• SUPPLIED DATA:
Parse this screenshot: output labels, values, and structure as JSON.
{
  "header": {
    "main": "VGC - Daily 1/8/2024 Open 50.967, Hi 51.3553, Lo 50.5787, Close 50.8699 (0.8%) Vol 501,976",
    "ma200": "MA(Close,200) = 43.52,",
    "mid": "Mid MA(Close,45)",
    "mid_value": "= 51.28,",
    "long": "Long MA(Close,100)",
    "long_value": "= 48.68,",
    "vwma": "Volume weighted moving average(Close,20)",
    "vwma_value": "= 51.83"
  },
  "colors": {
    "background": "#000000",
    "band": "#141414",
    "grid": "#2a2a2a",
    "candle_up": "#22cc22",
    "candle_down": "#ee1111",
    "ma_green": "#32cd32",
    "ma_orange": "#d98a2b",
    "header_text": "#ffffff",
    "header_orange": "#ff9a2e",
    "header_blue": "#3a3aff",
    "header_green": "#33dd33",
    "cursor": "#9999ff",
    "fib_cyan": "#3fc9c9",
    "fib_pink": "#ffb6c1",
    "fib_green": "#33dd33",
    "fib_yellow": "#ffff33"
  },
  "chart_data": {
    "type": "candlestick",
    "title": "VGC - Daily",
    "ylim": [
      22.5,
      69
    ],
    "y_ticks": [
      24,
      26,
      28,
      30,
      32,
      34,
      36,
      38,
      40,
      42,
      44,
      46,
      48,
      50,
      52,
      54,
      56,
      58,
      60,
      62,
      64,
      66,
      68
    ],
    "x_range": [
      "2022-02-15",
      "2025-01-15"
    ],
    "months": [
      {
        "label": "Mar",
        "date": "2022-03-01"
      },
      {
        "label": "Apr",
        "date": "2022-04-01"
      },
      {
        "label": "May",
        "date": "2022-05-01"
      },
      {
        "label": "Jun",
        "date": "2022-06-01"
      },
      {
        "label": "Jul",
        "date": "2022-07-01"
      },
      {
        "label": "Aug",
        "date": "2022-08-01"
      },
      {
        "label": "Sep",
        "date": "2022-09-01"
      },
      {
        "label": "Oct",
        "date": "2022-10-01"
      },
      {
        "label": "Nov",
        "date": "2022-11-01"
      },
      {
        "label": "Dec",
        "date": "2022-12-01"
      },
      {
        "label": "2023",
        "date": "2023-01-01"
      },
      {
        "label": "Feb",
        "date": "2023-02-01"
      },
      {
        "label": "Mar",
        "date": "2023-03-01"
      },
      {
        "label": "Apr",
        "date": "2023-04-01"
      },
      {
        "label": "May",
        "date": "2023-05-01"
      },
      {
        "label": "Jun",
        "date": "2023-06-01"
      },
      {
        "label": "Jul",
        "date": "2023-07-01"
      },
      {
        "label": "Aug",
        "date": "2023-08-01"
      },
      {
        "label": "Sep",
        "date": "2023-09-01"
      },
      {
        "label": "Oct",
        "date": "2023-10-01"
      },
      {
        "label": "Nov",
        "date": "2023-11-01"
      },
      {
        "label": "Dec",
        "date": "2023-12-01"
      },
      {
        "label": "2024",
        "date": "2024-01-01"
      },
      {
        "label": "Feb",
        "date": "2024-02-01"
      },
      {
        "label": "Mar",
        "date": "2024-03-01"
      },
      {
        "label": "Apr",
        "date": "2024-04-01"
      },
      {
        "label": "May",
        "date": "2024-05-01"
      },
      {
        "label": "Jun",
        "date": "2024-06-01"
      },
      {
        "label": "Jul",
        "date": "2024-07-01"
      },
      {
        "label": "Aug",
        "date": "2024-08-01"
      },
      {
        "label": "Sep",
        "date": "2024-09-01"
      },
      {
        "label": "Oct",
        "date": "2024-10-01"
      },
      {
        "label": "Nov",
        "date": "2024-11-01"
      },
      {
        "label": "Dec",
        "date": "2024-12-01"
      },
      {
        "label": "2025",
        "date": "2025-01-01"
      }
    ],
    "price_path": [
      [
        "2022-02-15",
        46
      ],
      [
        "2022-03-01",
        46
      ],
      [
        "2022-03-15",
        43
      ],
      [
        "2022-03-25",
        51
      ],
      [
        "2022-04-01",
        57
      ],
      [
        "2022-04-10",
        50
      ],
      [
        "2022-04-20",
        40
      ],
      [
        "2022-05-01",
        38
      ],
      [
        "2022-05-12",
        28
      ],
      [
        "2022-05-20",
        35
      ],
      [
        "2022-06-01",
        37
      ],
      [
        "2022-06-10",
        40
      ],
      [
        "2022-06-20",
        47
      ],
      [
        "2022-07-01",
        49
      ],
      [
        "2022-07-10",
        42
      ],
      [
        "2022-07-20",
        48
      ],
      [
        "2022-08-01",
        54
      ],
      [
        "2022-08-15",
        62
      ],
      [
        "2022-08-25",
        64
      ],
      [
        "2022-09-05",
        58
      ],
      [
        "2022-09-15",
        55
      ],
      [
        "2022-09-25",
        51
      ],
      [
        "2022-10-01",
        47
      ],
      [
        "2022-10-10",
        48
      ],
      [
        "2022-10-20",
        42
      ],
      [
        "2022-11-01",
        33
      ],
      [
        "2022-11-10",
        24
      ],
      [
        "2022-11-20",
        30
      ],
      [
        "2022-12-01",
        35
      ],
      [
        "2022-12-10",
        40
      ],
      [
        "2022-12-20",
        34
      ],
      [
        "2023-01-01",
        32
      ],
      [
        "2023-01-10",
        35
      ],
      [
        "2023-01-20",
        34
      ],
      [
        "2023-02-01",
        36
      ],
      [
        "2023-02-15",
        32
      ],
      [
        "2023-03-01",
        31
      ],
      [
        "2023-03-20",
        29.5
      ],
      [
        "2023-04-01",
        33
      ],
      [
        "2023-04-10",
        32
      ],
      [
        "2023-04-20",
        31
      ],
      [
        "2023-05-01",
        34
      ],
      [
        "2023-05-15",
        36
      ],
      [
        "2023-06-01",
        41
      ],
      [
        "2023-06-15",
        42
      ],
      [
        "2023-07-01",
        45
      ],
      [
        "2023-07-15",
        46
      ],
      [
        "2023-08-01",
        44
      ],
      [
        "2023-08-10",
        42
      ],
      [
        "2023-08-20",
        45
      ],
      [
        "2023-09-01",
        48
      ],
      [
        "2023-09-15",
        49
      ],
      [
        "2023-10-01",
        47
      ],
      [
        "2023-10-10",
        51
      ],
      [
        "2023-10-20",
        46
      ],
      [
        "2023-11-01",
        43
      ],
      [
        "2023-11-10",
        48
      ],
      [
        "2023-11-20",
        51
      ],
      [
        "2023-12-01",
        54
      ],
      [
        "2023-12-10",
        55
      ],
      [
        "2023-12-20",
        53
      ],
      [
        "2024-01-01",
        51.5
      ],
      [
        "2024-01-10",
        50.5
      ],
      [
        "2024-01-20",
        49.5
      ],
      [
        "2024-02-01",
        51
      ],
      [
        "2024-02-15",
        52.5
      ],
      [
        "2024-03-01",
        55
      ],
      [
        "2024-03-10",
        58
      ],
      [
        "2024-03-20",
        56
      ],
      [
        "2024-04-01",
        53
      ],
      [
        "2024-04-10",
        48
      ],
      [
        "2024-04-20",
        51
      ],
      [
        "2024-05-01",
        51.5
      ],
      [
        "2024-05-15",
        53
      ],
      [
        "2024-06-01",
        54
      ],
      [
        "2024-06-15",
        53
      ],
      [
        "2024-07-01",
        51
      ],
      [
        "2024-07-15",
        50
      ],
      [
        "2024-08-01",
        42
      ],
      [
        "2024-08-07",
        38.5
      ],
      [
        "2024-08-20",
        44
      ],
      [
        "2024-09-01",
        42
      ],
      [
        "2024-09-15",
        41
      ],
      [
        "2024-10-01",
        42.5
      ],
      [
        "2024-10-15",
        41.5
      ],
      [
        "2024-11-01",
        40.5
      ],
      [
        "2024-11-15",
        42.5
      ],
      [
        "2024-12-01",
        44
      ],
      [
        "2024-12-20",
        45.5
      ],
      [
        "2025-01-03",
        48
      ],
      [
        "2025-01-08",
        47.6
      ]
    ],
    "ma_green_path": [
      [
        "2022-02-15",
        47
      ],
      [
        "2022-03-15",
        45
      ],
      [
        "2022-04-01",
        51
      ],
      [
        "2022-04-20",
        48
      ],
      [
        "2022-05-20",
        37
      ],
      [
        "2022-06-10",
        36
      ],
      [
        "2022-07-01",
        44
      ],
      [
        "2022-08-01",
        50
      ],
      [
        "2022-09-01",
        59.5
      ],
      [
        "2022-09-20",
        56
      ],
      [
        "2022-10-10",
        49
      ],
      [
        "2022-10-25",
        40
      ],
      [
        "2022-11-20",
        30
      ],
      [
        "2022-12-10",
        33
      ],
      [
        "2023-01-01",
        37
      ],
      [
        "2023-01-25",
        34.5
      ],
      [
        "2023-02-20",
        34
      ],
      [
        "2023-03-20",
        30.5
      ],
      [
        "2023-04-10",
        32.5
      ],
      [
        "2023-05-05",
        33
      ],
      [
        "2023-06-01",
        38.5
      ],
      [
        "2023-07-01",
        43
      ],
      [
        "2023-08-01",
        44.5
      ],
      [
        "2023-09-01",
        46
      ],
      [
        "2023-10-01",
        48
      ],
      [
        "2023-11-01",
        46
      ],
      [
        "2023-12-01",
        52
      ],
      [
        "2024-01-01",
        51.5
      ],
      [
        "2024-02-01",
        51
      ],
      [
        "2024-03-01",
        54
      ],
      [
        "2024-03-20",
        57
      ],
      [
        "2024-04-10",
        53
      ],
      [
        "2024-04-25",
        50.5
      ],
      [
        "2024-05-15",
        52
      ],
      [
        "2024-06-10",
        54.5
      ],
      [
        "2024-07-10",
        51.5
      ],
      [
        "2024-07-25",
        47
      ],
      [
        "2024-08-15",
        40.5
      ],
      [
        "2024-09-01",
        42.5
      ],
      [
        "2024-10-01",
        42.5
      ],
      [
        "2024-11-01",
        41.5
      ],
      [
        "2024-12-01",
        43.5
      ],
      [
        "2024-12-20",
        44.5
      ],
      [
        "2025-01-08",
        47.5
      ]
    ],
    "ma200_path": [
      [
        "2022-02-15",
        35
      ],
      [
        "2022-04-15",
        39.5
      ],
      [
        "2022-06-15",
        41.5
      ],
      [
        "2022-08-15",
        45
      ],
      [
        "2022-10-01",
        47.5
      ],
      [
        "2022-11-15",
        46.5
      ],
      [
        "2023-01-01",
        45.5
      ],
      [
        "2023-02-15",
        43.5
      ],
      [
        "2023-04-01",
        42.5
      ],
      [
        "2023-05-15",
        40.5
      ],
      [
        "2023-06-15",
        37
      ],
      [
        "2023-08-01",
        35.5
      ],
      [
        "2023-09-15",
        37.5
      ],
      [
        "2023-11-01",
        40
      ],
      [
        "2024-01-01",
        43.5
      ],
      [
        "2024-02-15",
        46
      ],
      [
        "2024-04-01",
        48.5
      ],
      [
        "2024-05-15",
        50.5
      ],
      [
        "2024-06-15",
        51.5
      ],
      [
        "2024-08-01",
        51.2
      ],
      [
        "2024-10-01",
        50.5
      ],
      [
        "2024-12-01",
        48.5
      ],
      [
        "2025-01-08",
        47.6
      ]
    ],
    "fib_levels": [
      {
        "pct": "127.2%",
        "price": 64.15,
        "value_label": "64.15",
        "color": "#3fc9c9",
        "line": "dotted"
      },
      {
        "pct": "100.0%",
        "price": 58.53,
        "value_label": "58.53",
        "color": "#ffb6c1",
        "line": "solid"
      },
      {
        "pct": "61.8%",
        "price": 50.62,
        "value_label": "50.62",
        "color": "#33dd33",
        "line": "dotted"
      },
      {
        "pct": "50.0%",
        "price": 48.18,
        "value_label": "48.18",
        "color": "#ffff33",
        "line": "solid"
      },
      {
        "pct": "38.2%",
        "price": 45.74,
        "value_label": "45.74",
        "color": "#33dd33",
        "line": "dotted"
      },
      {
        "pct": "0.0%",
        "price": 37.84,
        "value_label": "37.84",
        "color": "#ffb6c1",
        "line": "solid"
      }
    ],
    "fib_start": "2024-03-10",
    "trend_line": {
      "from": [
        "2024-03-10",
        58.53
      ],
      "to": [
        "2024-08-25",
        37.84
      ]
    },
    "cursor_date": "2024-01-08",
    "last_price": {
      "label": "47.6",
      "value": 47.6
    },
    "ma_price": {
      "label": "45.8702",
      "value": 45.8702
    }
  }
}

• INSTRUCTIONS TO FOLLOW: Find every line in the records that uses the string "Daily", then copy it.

• YOUR SOLUTION:
    "main": "VGC - Daily 1/8/2024 Open 50.967, Hi 51.3553, Lo 50.5787, Close 50.8699 (0.8%) Vol 501,976",
    "title": "VGC - Daily",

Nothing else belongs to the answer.